Apartment landlords in big international cities like New York and Los Angeles, where nightlife has gone dark and office workers are staying home, are losing tenants to their suburban counterparts.

Landlord revenue from rent collection in urban centers fell 1.4% in June compared with a year earlier, according to data from RealPage Inc. In the suburbs revenue jumped 2.2%. That gap is the widest its ever been in data going back to the mid-2000s, RealPage said.

Many urbanites are becoming suburbanites, at least temporarily, moving to larger homes outside the city as long as they can work remotely. At the same time, foreigners who normally keep Manhattan, Miami and San Francisco rental brokers busy have gone silent. The shift comes as much of the appeal of living in dense cities is temporarily on ice, with nightlife shuttered and new anxiety about crowded spaces.

“If restaurants, bars and cultural experiences are not open and operating, the lifestyle appeal isn’t there any more,” said Greg Willett, chief economist at RealPage. “One of the reasons you pay expensive rents in these markets is the living experience.”

While New York is slowly reopening, with zoos and botanical gardens returning Monday, restaurants remain closed for indoor dining. California is reversing course after a surge in cases, closing bars and indoor operations at restaurants, movie theaters and other businesses.

Once people are comfortable standing shoulder-to-shoulder at a pub, cities will be hot again, according to Willett. But with the virus now spreading across the U.S., that might take a couple of years, he said.
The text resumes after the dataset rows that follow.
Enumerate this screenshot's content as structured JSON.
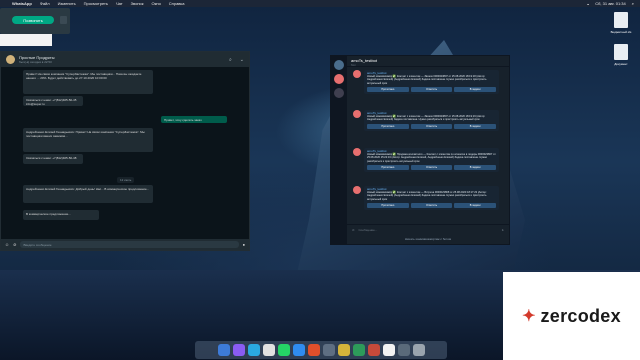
{
  "menubar": {
    "app": "WhatsApp",
    "items": [
      "Файл",
      "Изменить",
      "Просмотреть",
      "Чат",
      "Звонок",
      "Окно",
      "Справка"
    ],
    "clock": "Сб, 31 авг. 01:34"
  },
  "call_popup": {
    "join_label": "Позвонить"
  },
  "whatsapp": {
    "contact_name": "Простые Продукты",
    "contact_status": "был(-а) сегодня в 22:53",
    "messages": [
      "Привет! На связи компания \"СуперЗастежка\". Мы поставщики... Пока вы ожидаете нашего ... 20%. Будет действовать до 27.10.2020 10:00:00",
      "Связаться с нами: +7(812)405-50-45 info@super.ru",
      "Андрейченко Елизей Геннадьевич: Привет! На связи компания \"СуперЗастежка\". Мы поставщики ваших зажимов...",
      "Связаться с нами: +7(812)405-50-48",
      "Андрейченко Елизей Геннадьевич: Добрый день! Нас... В коммерческое предложение...",
      "В коммерческое предложение..."
    ],
    "outgoing": "Привет, хочу сделать заказ",
    "date_pill": "12 июль",
    "input_placeholder": "Введите сообщение"
  },
  "telegram": {
    "title": "amoTs_testbot",
    "subtitle": "бот",
    "messages": [
      {
        "sender": "amoTs_testbot",
        "text": "Новый коммивояжёр ✅ Контакт с клиентом — Звонок 0000023807 от 25.08.2020 18:19:18 (Автор: Андрейченко Елизей) (Андрейченко Елизей) Задача поставлена. Нужно разобраться и пристроить актуальный срок",
        "buttons": [
          "Прочитано",
          "Ответить",
          "В задачи"
        ]
      },
      {
        "sender": "amoTs_testbot",
        "text": "Новый коммивояжёр ✅ Контакт с клиентом — Звонок 0000023807 от 25.08.2020 18:19:19 (Автор: Андрейченко Елизей) Задача поставлена. Нужно разобраться и пристроить актуальный срок",
        "buttons": [
          "Прочитано",
          "Ответить",
          "В задачи"
        ]
      },
      {
        "sender": "amoTs_testbot",
        "text": "Новый коммивояжёр ✅ Продажа контактного — Контакт с клиентом по клиентке в лидеры 0000023807 от 25.08.2020 15:22:16 (Автор: Андрейченко Елизей, Андрейченко Елизей) Задача поставлена. Нужно разобраться и пристроить актуальный срок",
        "buttons": [
          "Прочитано",
          "Ответить",
          "В задачи"
        ]
      },
      {
        "sender": "amoTs_testbot",
        "text": "Новый коммивояжёр ✅ Контакт с клиентом — Встреча 0000023868 от 25.08.2020 18:17:23 (Автор: Андрейченко Елизей) (Андрейченко Елизей) Задача поставлена. Нужно разобраться и пристроить актуальный срок",
        "buttons": [
          "Прочитано",
          "Ответить",
          "В задачи"
        ]
      }
    ],
    "input_placeholder": "Сообщение...",
    "footer": "Начать коммивояжёртаж с ботом"
  },
  "desktop": {
    "icons": [
      "Бюджетный.xls",
      "Документ"
    ]
  },
  "logo": {
    "text": "zercodex"
  }
}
Metropolitan areas with the biggest annual rent declines in June, based on newly signed leases, were San Jose with a 14% drop, San Francisco falling 12%, and Los Angeles, down 9.5%, according to RealPage. Boston declined almost 6% and the New York area slipped 2.5%.

This article was provided by Bloomberg News.